The “Series Forward” of Platform Studies by MIT Press, included in the first pages of Peripheral Vision by Zabet Patterson, outlines its overall aim “to promote the investigation of underlying computing systems and the ways that they enable, constrain, shape, and support the creative work that is done on them” (ix). Certainly Patterson’s work fulfills this ambition. Hers is a book defined by its relationship to underlying computation—at times to the narrowing of the what appear to be concerns of a larger scale.

Patterson winds her historical narrative through the use of the Stromberg-Carlson 4020 microfilm plotter, a graphics peripheral intended for use on IBM 7094 mainframe computer system. Due to the high degree of modification present in the days of mainframe, batch processed computing, Patterson chooses to isolate her study to the S-C 4020 put to use at Bell Labs beginning in 1961 (1). This machine ends up being manipulated in a variety of different creative and artistic pursuits under the direction of different artists and researchers.

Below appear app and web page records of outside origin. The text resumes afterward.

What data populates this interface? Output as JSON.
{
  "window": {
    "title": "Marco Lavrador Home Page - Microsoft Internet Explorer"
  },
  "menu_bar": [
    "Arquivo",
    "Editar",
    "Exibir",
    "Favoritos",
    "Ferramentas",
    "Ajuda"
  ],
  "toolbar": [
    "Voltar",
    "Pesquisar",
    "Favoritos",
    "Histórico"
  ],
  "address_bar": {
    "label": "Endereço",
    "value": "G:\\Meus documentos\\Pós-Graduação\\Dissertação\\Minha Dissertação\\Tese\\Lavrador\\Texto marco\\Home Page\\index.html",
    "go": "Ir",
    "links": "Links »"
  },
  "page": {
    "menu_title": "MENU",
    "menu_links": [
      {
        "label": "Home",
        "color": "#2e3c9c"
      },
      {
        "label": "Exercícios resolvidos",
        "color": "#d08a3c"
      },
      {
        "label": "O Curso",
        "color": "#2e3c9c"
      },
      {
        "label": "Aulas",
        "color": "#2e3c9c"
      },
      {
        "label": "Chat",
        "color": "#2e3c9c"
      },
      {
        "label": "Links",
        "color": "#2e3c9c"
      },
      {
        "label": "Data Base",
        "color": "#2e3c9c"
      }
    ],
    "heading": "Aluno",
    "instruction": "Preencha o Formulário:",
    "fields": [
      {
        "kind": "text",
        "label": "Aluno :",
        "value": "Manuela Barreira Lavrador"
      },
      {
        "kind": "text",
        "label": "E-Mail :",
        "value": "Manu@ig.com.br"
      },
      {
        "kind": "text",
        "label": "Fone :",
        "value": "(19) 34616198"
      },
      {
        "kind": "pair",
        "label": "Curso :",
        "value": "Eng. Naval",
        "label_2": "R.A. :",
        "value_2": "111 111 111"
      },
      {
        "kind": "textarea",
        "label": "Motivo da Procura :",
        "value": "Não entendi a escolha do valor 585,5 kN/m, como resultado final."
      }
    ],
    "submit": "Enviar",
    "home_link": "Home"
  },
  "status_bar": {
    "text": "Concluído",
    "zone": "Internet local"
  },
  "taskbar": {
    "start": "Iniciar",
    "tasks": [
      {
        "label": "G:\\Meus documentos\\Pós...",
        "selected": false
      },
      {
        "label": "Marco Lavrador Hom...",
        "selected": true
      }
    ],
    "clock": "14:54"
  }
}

In particular, Patterson identifies as case studies the orbital simulation of E. E. Zajac (Chapter One), the gallery exhibition of Bela Julesz and A. Michael Noll (Chapter Two), the “computer picture processing” of Kenneth Knowlton and Leon Harmon’s Studies in Perception project (Chapter Three), Stan VanDerBeek’s concrete-psychedelic Poemfields (Chapter Four), and Lillian Schwartz’s films: Pixillation, ENIGMA, UFO’s, and Googolplex (Chapter Five).

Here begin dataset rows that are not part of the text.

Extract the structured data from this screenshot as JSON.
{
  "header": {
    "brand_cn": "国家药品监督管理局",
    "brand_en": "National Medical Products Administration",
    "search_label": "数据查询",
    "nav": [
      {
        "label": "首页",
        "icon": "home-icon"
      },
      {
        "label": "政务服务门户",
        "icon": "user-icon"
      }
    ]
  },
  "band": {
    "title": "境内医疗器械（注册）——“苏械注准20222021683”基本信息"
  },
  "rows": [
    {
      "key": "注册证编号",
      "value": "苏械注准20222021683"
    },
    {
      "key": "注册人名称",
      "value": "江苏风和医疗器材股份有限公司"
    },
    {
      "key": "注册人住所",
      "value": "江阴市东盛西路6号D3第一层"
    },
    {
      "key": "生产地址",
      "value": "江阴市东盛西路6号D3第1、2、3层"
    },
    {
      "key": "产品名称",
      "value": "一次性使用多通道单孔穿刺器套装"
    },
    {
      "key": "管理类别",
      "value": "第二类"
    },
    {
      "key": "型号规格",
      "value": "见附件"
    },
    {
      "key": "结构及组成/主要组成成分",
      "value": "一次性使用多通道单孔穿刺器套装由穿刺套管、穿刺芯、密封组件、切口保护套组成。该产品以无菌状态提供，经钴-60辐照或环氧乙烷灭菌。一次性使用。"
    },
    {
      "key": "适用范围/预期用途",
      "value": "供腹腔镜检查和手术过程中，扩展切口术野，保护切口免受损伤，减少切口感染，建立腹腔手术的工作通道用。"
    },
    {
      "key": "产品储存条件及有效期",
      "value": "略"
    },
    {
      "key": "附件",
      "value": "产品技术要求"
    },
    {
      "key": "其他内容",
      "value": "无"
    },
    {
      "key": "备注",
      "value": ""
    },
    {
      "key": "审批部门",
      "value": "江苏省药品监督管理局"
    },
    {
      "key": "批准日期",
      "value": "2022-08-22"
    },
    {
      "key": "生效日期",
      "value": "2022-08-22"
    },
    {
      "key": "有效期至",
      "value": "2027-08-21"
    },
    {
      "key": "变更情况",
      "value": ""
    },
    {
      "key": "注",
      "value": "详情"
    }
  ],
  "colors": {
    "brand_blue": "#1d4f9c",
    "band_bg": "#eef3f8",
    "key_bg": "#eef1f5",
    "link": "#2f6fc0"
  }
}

The materials of Patterson’s histories are obscure and often difficult to conceptualize. In contrast to, say, the full-page spread photographs featured in something like Elcott’s Artificial Darkness, the works of Patterson’s interest are more difficult to represent in black-and-white stills. In my experience, this led to some less than lucid understandings of what was being described: for instance, when Patterson explains a monochrome, pointillistic EXPLOR function written by Kenneth Knowlton as something that “‘agitates’ one-sixth of the white spots above, below, right, or left of the black ones by turning them black and simultaneously turns white one-sixth of the black spots next to the white ones” (93). Nevertheless, I think the book does a remarkable job overall in its handling of such unfamiliar historical material. If anything, the moments during which I was most confused simply led me to imagine the possibilities of something of a more multimedia experience.

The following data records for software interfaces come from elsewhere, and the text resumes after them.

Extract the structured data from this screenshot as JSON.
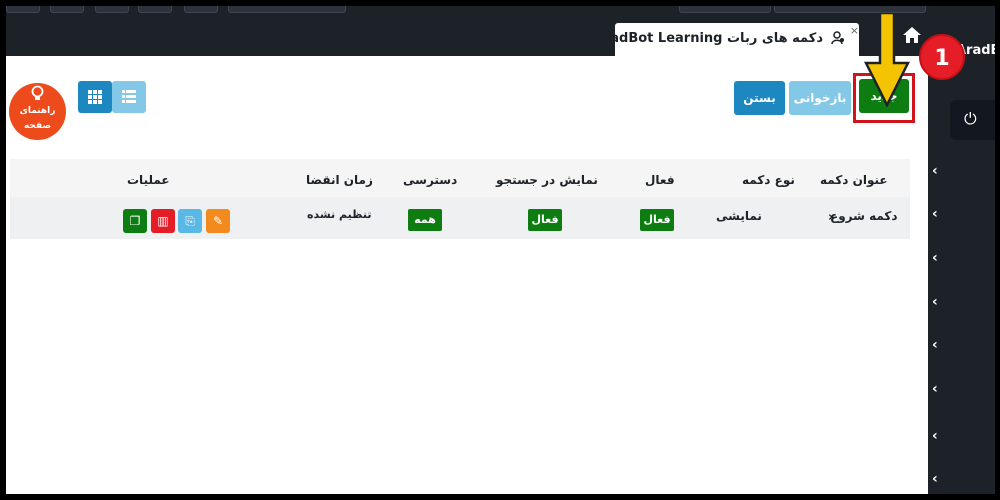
{
  "header": {
    "tab_title": "دکمه های ربات AradBot Learning",
    "brand": "AradB"
  },
  "toolbar": {
    "new_label": "جدید",
    "reload_label": "بازخوانی",
    "close_label": "بستن"
  },
  "guide": {
    "label": "راهنمای صفحه"
  },
  "annotation": {
    "badge_number": "1"
  },
  "table": {
    "headers": [
      "عنوان دکمه",
      "نوع دکمه",
      "فعال",
      "نمایش در جستجو",
      "دسترسی",
      "زمان انقضا",
      "عملیات"
    ],
    "rows": [
      {
        "title": "دکمه شروع",
        "type": "نمایشی",
        "active": "فعال",
        "search": "فعال",
        "access": "همه",
        "expiry": "تنظیم نشده"
      }
    ]
  },
  "colors": {
    "dark": "#1d2229",
    "green": "#0d7c11",
    "blue": "#1d87c0",
    "light_blue": "#84c8e8",
    "red": "#e41d26",
    "orange": "#ee4b1c",
    "yellow": "#f5c400"
  },
  "icons": [
    "user-icon",
    "close-icon",
    "home-icon",
    "power-icon",
    "chevron-left-icon",
    "grid-icon",
    "list-icon",
    "lightbulb-icon",
    "edit-icon",
    "copy-icon",
    "delete-icon",
    "duplicate-icon"
  ]
}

The broader concerns to which I referred earlier were, in my opinion, the most compelling sections of the book. Patterson’s argument for the validity of the study of such an unknown peripheral technology crystallize in her analyses of the Barthesian “shift from a concern with the perceptual qualities of the object to a concern with its undergirding conceptual relationships” (22); of the bizarre, 19th century notion of the “cyclopean eye” (35); or of the nascent “language—of signals, noise, and information” (57) which characterized, in a broader, semiotic sense, the disruptive power of computational imagination. These more experimental engagements with culture at large draw some of the book’s most fascinating connections. Patterson gestures frequently to these externalities; but, much as she describes Lillian Schwartz’s artistic employment with the machine they share, Patterson’s own work “remains quite profoundly invested in the specificity of the platform she is utilizing, even as it is no longer clear what the ‘specificity’ of such a complex and hybrid ‘medium’ as the S-C 4020 must necessarily entail” (105).